When you’re not tearing down enemies, much of Bayonetta Origins is focused on solving environmental puzzles. If you thought controlling two characters during combat might be disorienting, this is where the real head-scratchers come into play. As you proceed through the levels, you’ll come across various paths that only one of your two characters will be able to cross. For example, Cereza is too small to reach high platforms, while Cheshire is unable to cross areas filled with demon repelling magic. At these moments, you’ll need to split them up, switching your focus from one character to the other as you go. Often you’ll switch back and forth between them multiple times in order to open up paths for the other, before inevitably reuniting.
The puzzles I experienced were similar to the ones found in many other two player co-op games, only with the added twist of controlling both sides of the equation. None of them were too complicated, but I still managed to get stuck a few times, mostly because I wasn’t paying close enough attention to my surroundings. The developers seemed to have fun playing with perspective, and the areas are cleverly designed to make solving puzzles a satisfying affair.
You’ll also occasionally come across a rhythm-based minigame that requires Cereza to use her magic. You’ll move the left stick in various directions, matching your movements to moon symbols around a circle in time to a beat. Often this will unlock a new pathway to a previously inaccessible area. This is a neat little distraction that helps to break up the larger combat and puzzle sequences. However, I’m hoping that more minigames appear later on for the sake of variety, as I could see this one getting repetitive before too long.
One of my favorite aspects of Bayonetta Origins so far is its visual style. A complete 180 from the originals, the game employs a soft, gentle aesthetic. It’s frequently reminiscent of Hayao Miyazaki’s works (especially Princess Mononoke), and it’s also, dare I say it, downright adorable. Nintendo and Platinum are really leaving money on the table if they don’t start selling Cheshire and Cereza plushies as soon as possible! The game world seems to provide a cozy, inviting atmosphere that’s pleasant to be in, even while angry demons are trying to destroy you.

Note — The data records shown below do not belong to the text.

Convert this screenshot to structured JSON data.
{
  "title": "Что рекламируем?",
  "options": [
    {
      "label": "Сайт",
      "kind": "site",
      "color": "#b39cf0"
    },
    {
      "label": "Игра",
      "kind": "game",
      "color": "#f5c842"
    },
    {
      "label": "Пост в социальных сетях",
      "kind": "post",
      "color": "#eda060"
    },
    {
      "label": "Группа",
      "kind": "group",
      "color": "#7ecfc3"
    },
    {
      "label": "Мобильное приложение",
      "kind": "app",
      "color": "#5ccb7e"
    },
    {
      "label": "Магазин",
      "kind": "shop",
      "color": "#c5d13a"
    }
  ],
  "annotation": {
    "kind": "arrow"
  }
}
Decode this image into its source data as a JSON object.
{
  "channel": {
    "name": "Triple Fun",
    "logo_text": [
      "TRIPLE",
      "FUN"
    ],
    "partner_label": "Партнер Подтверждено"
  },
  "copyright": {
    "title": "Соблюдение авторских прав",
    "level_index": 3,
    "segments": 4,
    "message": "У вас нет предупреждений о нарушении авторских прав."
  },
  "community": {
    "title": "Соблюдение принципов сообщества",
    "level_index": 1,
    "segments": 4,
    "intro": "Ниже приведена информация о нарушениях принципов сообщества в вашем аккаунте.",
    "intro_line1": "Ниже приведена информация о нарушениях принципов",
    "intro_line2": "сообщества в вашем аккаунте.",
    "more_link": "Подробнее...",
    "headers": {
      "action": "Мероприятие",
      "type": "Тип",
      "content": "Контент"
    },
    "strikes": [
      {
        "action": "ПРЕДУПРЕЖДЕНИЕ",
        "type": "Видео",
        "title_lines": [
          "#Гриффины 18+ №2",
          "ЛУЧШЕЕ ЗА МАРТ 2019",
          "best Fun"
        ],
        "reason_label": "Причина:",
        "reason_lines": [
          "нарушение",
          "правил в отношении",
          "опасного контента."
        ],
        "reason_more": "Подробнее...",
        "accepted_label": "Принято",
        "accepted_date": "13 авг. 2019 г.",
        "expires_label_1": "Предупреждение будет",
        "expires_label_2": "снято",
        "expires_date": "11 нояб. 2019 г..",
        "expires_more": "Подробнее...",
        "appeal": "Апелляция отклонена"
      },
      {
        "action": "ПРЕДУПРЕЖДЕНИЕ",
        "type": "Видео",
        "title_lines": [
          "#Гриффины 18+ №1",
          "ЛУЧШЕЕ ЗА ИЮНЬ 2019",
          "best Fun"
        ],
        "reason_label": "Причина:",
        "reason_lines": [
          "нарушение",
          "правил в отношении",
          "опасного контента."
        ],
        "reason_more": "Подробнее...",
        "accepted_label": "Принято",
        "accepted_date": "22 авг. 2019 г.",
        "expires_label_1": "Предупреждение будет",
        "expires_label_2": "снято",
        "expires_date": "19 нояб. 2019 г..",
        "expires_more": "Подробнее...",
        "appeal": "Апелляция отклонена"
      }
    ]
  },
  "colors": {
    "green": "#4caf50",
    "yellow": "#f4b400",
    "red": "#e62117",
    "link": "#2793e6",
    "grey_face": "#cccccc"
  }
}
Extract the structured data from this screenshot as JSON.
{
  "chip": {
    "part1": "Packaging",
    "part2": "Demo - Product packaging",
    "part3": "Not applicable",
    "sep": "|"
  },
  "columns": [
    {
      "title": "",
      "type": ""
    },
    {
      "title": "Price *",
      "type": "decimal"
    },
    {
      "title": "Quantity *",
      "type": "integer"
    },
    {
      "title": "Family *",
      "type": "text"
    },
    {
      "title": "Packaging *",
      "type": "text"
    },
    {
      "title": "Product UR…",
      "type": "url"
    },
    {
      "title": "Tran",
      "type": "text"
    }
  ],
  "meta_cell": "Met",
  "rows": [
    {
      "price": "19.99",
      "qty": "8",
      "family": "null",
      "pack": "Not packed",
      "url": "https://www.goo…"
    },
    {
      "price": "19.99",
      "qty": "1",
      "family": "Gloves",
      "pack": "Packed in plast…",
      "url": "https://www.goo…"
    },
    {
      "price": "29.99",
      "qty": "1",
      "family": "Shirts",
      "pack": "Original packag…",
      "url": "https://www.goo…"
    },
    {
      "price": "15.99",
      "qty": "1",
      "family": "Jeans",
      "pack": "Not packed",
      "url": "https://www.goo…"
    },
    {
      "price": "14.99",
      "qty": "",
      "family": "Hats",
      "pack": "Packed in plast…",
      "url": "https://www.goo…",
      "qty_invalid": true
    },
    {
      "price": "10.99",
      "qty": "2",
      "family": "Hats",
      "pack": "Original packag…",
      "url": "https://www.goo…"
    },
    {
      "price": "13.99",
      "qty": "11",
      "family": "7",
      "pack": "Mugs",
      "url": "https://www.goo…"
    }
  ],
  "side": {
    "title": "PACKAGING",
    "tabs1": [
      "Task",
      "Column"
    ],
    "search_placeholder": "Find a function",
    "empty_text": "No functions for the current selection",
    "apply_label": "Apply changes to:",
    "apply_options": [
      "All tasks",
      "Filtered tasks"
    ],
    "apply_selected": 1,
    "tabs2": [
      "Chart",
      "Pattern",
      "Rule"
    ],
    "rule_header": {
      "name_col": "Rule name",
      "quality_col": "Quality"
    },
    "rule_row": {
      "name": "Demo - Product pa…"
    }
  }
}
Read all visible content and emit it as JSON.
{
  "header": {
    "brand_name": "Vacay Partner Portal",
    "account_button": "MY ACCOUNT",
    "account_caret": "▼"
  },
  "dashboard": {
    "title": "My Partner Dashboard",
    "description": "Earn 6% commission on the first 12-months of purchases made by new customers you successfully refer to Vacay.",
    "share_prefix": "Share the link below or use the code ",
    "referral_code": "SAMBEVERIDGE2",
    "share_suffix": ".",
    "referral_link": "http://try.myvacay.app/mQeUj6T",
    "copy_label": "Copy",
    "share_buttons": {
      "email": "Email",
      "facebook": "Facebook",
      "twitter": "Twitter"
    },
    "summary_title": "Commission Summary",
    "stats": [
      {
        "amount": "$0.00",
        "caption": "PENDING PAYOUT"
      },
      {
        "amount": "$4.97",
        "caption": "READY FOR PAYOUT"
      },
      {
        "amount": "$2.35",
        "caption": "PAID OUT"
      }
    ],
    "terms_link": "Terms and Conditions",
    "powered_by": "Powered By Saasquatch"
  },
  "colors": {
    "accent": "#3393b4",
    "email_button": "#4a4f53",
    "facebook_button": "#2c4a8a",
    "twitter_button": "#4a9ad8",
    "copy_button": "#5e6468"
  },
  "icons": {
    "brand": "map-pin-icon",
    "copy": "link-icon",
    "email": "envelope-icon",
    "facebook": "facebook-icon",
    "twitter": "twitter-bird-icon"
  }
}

There’s also a big focus on narrative in Bayonetta Origins. The game features lengthy, storybook-style cutscenes with a great deal of voiced dialogue. From its cute visuals and fairy tale style, you might get the impression that this is a game for younger audiences, and I think that’s true if you’re comparing it to the rest of the series. Origins certainly seems more appropriate and inviting for younger kids than any of the other Bayonetta games (It’s rated T for animated blood and fantasy violence). That said, all of the characters and lore I saw seemed to be consistent with the other games, and nothing felt dumbed down.
Bayonetta Origins: Cereza and the Lost Demon is shaping up to be a very different experience from the original Bayonetta, but you shouldn’t discount it as a disposable or forgettable spin-off just yet. It may not be the direction any of us expected the franchise to take, but everything I saw really hit the mark for me. It’s more accessible and less punishing than Bayonettas 1-3, but what I saw still showed signs of greater depth waiting to be discovered. Keep this one on your radar whether you’re a longtime Bayonetta fan, or completely new to the series.